Also, you are not going to make profit till it becomes popular...it may take 6 months worth of costs of running in savings. You need to have a peace of mind, so that you can concentrate on the business of the Business.
The ATO publish standards for various industries like wages, cogs etc.
I am out at the moment but I’ll try and get you a link.
There is also a company called benchmarking.com and you can buy a industry specific report.
Don’t be constrained by other people’s benchmarks. Start with what you want tour profit to be then your wage and work backwards to create you desired sales.
When you have KPI’s and goals things are easier to achieve.
We have an office at manly. Drop in for a coffee.
Work out your overheads (fixed costs), look at your costings for produce etc. and expected number of customers per week. You can then sort out your pricing, which will give you the profit margin. Plenty of P&L and Cash Flow reports available to work with.
You can get hold of reported benchmark figures, which may give a reasonable idea of the margins applicable (range rather than specifics).
For a wine bar with casual dining, stock levels will be paramount to your success, and re-ordering etc.. Make sure you have looked into those requirements - nothing worse for a customer than for their favourite/preferred wine to be sold out. Your early reputation is soo important. Don't over-stock either (kills cash flow).

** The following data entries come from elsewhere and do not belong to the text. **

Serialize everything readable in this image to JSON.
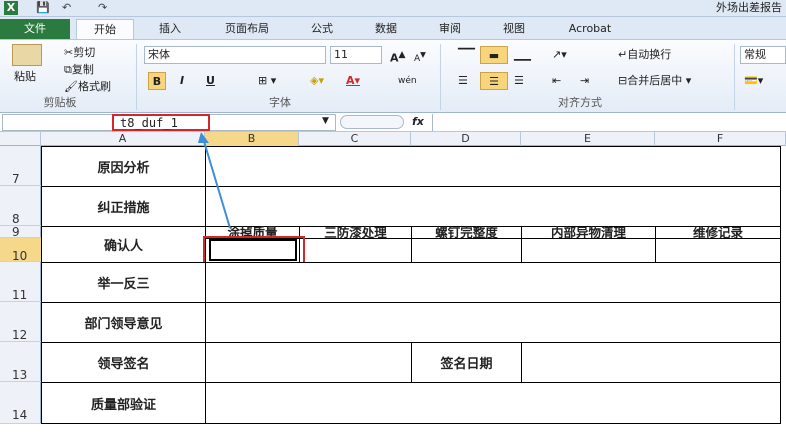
{
  "title": "外场出差报告",
  "quick_access": [
    "X",
    "💾",
    "↶",
    "↷"
  ],
  "tabs": [
    "文件",
    "开始",
    "插入",
    "页面布局",
    "公式",
    "数据",
    "审阅",
    "视图",
    "Acrobat"
  ],
  "clipboard": {
    "paste": "粘贴",
    "cut": "剪切",
    "copy": "复制",
    "format_painter": "格式刷",
    "label": "剪贴板"
  },
  "font": {
    "name": "宋体",
    "size": "11",
    "label": "字体",
    "bold": "B",
    "italic": "I",
    "underline": "U",
    "phonetic": "wén"
  },
  "alignment": {
    "wrap": "自动换行",
    "merge": "合并后居中",
    "label": "对齐方式"
  },
  "number": {
    "format": "常规"
  },
  "name_box": "t8_duf_1",
  "fx": "fx",
  "columns": [
    "A",
    "B",
    "C",
    "D",
    "E",
    "F"
  ],
  "rows": [
    "7",
    "8",
    "9",
    "10",
    "11",
    "12",
    "13",
    "14"
  ],
  "sheet": {
    "r7": "原因分析",
    "r8": "纠正措施",
    "r9_10_label": "确认人",
    "headers": [
      "涂掉质量",
      "三防漆处理",
      "螺钉完整度",
      "内部异物清理",
      "维修记录"
    ],
    "r11": "举一反三",
    "r12": "部门领导意见",
    "r13": "领导签名",
    "r13_date": "签名日期",
    "r14": "质量部验证"
  },
  "accent_color": "#d6262a"
}
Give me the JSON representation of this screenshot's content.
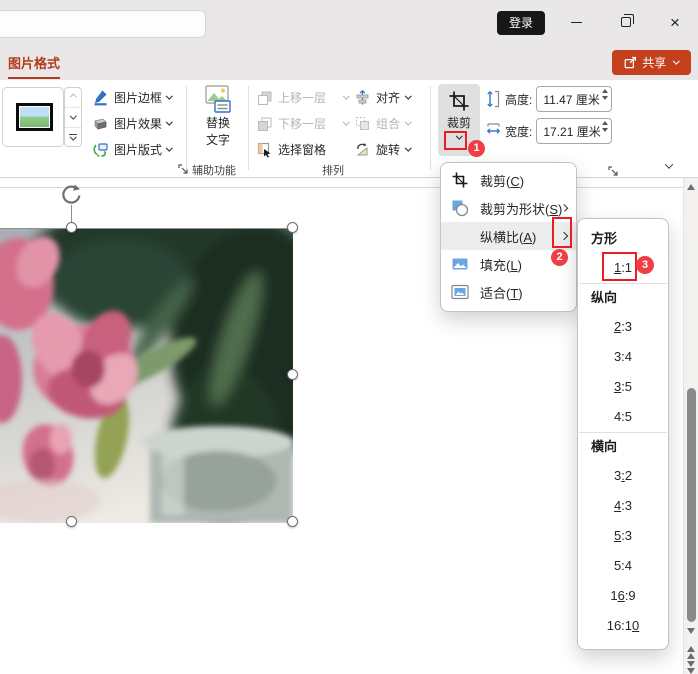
{
  "titlebar": {
    "login": "登录"
  },
  "tabs": {
    "picture_format": "图片格式",
    "share": "共享"
  },
  "ribbon": {
    "border_buttons": [
      {
        "label": "图片边框"
      },
      {
        "label": "图片效果"
      },
      {
        "label": "图片版式"
      }
    ],
    "alt_text": {
      "line1": "替换",
      "line2": "文字",
      "group_label": "辅助功能"
    },
    "arrange": {
      "col1": [
        {
          "label": "上移一层",
          "disabled": true
        },
        {
          "label": "下移一层",
          "disabled": true
        },
        {
          "label": "选择窗格",
          "disabled": false
        }
      ],
      "col2": [
        {
          "label": "对齐",
          "disabled": false
        },
        {
          "label": "组合",
          "disabled": true
        },
        {
          "label": "旋转",
          "disabled": false
        }
      ],
      "group_label": "排列"
    },
    "size": {
      "crop_label": "裁剪",
      "height_label": "高度:",
      "height_value": "11.47 厘米",
      "width_label": "宽度:",
      "width_value": "17.21 厘米"
    }
  },
  "menu": {
    "items": [
      {
        "pre": "裁剪(",
        "key": "C",
        "post": ")"
      },
      {
        "pre": "裁剪为形状(",
        "key": "S",
        "post": ")"
      },
      {
        "pre": "纵横比(",
        "key": "A",
        "post": ")"
      },
      {
        "pre": "填充(",
        "key": "L",
        "post": ")"
      },
      {
        "pre": "适合(",
        "key": "T",
        "post": ")"
      }
    ]
  },
  "submenu": {
    "square_header": "方形",
    "square_1_1": {
      "pre": "",
      "key": "1",
      "post": ":1"
    },
    "portrait_header": "纵向",
    "portrait": [
      {
        "pre": "",
        "key": "2",
        "post": ":3"
      },
      {
        "pre": "3:4",
        "key": "",
        "post": ""
      },
      {
        "pre": "",
        "key": "3",
        "post": ":5"
      },
      {
        "pre": "4:5",
        "key": "",
        "post": ""
      }
    ],
    "landscape_header": "横向",
    "landscape": [
      {
        "pre": "3",
        "key": ":",
        "post": "2"
      },
      {
        "pre": "",
        "key": "4",
        "post": ":3"
      },
      {
        "pre": "",
        "key": "5",
        "post": ":3"
      },
      {
        "pre": "5:4",
        "key": "",
        "post": ""
      },
      {
        "pre": "1",
        "key": "6",
        "post": ":9"
      },
      {
        "pre": "16:1",
        "key": "0",
        "post": ""
      }
    ]
  },
  "annotations": {
    "step1": "1",
    "step2": "2",
    "step3": "3"
  },
  "colors": {
    "accent_share": "#c4401c",
    "tab_red": "#b43a1e",
    "annotation_red": "#ec1c24",
    "badge_red": "#ee3f44"
  },
  "icons": {
    "minimize": "─",
    "restore": "⧉",
    "close": "×",
    "share": "box-arrow-up",
    "chevron_down": "v",
    "submenu_arrow": "›",
    "crop": "crop-marks",
    "scroll_up": "▲",
    "scroll_down": "▼",
    "previous_slide": "▲▲",
    "next_slide": "▼▼",
    "rotate_handle": "circular-arrow",
    "dialog_launcher": "corner-arrow"
  }
}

Catch-up with AJ above, or Brendan Curran (another NSW Accountant on here) for advice. I assume you have drawn up a business plan (to some level). If not, put everything else aside and get into that process. Fail to plan - plan to fail!